    $ cd Foo-Bar-1.0 $ /usr/local/perl/5.10.1/bin/perl Makefile.PL $ make $ make test
Re^2: debugging perl bindings on a C library
by dkg (Acolyte) on Oct 22, 2009 at 22:17 UTC
    thanks! I have the debug package for libgcrypt already (libgcrypt11-dbg on debian), but didn't have perl-debug installed yet. i'm installing it now and i'll poke around in it to see what's available to me there.

    my problem at the moment is not a memory issue, so valgrind's not needed right now, but i'll keep that for future reference.

    how do you suggest i look at the stack traces or trace calls across perl/C boundaries other than what i've been doing so far? is there some other trick beyond what i'm currently doing? the approach i described above feels kludgy to me, but maybe i'm just not used to it enough yet.

      I don't know what the issues you're having are, so I can't be too specific, but I'm assuming you're trying to fix a bug in the perl/XS binding to the library, assuming the C library (and the perl binary!) are working correctly.

      My first stab at these kinds of problem is usually to put a bunch of assert() statements in the XS code, compile the module making sure that NDEBUG is undefined, and rerun the test. That should halt the code at any moment the assertions don't hold, and should tell you at least where your assumptions are wrong, and I think it would also give you a break point in GDB, though I must confess I don't really use debuggers at all, except to inspect core dumps.
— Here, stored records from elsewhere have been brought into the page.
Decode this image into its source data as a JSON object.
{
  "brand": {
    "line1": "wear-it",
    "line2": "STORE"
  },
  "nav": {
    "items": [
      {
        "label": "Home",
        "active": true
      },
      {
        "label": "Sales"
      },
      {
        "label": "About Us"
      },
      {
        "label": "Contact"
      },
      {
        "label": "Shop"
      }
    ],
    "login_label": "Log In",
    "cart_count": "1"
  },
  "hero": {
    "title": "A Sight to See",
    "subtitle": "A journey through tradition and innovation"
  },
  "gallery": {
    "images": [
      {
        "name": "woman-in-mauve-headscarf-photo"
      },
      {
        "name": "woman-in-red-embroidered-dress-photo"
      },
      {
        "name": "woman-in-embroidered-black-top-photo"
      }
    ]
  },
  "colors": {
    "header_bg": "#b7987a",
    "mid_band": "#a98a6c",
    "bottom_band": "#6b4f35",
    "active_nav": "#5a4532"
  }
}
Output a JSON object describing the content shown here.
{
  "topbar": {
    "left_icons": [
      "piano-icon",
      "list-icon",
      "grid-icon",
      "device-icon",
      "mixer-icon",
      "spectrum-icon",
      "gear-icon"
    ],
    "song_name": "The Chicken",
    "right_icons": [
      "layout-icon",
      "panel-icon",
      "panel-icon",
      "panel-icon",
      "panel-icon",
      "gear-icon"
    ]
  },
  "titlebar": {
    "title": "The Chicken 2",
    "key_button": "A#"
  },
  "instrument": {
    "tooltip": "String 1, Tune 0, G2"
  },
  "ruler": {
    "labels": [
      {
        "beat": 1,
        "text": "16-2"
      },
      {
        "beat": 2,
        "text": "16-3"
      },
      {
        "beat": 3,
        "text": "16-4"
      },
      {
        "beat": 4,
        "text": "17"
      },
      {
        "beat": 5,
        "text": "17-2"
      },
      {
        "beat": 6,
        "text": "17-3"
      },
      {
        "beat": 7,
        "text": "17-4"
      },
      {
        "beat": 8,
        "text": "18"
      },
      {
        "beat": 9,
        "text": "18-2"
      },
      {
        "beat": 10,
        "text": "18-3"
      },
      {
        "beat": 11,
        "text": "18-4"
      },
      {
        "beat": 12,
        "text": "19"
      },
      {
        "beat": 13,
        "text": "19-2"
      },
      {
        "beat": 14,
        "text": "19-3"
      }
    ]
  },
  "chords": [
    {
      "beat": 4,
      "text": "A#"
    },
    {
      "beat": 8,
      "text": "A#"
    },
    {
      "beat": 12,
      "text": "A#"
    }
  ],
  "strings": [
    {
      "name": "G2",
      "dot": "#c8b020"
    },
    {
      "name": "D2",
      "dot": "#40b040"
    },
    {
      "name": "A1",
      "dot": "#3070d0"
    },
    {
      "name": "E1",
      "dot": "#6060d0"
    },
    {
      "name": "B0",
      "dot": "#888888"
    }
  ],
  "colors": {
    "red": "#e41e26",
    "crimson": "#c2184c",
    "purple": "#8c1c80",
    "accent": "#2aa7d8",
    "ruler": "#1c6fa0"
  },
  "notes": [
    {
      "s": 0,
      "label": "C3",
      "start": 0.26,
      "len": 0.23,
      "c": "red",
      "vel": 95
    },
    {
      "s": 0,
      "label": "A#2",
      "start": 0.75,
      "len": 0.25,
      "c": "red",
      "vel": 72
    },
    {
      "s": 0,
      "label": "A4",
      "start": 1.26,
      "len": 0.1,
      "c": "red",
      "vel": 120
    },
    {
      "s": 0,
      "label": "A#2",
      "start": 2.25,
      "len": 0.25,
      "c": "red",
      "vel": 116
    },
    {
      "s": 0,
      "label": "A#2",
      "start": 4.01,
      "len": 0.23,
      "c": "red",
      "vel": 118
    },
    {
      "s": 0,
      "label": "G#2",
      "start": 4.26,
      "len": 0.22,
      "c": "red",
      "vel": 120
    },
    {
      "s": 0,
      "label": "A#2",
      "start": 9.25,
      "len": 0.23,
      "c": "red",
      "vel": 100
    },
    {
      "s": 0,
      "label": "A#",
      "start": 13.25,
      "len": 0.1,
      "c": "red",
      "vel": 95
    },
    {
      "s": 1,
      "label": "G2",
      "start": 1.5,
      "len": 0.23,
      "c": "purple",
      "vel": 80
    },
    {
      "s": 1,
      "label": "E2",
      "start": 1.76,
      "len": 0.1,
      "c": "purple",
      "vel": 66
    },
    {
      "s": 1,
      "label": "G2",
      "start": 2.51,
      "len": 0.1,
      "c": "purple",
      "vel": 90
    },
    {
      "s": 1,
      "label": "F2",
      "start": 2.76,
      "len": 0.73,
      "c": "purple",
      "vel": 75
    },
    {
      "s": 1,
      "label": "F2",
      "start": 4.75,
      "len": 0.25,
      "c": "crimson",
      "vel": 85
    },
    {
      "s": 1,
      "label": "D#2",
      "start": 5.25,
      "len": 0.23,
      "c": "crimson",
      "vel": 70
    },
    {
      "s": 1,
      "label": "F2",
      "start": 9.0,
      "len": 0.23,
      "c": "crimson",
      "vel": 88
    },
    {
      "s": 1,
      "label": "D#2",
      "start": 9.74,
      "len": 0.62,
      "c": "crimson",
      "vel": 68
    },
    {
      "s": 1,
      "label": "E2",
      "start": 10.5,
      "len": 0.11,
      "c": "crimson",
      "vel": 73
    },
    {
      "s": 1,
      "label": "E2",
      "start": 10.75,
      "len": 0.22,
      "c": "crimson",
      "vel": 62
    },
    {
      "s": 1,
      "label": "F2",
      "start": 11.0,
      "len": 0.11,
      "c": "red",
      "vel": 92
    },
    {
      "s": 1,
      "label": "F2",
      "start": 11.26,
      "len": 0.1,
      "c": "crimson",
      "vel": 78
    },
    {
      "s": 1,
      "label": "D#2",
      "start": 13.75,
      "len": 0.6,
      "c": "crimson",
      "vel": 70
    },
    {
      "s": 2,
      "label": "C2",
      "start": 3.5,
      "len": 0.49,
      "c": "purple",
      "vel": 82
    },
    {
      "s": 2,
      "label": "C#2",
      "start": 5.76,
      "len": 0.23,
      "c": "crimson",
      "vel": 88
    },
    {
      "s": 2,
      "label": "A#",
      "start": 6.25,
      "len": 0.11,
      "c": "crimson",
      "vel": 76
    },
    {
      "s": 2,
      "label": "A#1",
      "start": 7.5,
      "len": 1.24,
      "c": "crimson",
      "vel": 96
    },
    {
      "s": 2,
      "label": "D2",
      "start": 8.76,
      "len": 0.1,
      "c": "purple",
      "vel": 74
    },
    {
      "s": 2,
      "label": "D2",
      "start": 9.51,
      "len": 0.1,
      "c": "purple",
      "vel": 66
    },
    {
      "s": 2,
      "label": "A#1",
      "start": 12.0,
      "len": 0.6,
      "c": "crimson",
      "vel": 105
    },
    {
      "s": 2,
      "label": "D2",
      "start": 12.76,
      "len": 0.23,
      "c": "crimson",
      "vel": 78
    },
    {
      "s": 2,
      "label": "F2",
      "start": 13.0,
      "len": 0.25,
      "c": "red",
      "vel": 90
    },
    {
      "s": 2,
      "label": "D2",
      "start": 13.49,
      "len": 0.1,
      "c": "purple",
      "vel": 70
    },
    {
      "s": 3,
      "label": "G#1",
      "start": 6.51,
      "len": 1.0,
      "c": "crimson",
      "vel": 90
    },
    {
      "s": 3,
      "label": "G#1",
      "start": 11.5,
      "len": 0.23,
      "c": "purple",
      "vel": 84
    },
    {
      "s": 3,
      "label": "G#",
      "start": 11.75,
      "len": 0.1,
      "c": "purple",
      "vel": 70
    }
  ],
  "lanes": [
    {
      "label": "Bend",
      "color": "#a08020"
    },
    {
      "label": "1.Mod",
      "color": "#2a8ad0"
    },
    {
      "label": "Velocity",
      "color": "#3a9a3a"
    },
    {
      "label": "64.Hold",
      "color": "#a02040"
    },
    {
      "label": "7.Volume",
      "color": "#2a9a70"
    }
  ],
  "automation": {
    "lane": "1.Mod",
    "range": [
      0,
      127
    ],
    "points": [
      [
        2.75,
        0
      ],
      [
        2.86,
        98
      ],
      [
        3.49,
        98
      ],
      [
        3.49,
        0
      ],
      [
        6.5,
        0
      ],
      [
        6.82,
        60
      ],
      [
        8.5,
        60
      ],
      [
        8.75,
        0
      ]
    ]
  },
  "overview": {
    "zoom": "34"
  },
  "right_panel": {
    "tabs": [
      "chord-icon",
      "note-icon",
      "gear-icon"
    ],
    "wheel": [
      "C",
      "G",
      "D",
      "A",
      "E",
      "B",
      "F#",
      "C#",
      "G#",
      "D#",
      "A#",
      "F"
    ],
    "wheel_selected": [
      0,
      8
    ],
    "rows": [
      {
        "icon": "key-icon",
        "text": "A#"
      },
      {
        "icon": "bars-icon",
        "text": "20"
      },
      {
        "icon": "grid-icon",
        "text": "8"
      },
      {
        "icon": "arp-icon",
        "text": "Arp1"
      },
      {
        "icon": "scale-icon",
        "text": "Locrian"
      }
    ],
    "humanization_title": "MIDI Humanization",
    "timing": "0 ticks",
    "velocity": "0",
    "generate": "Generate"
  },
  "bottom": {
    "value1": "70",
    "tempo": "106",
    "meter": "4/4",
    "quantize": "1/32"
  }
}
      I'm not a wizard with perl internals or C, but just getting in the code and trying to confirm my expectations works most of the time when dealing with algorithmic mistakes. In my experience, memory allocations etc errors are actually harder to find, which is why I like valgrind so much.